◆ **How to complete this task**
Line count for the string "name": give the number of lines in the data below that contain it, and nothing more.

━━ Exercise inputs ━━

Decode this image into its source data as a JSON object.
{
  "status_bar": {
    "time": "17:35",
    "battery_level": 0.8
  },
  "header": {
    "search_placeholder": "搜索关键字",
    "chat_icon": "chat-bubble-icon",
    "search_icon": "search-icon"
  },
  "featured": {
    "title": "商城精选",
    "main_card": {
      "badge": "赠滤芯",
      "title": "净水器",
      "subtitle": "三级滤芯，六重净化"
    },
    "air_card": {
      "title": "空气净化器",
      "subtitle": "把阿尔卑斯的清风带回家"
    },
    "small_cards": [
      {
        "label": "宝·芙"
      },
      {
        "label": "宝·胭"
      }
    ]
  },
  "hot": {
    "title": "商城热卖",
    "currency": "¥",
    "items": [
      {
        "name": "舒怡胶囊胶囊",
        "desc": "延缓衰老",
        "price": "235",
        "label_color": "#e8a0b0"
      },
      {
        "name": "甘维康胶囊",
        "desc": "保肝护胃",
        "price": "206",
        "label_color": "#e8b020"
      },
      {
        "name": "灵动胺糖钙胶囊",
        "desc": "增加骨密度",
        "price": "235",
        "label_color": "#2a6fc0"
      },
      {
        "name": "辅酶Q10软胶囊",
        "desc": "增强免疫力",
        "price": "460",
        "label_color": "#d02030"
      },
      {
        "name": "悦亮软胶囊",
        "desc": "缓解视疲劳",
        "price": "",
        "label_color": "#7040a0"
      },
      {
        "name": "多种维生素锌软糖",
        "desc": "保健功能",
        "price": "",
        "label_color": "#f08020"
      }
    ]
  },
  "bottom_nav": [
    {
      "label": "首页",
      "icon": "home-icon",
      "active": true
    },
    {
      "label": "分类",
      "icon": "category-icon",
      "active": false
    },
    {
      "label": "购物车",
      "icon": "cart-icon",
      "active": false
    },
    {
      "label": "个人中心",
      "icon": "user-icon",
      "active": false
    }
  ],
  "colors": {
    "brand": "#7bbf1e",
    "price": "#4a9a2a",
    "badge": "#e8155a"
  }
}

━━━

◆ **Exercise response**
6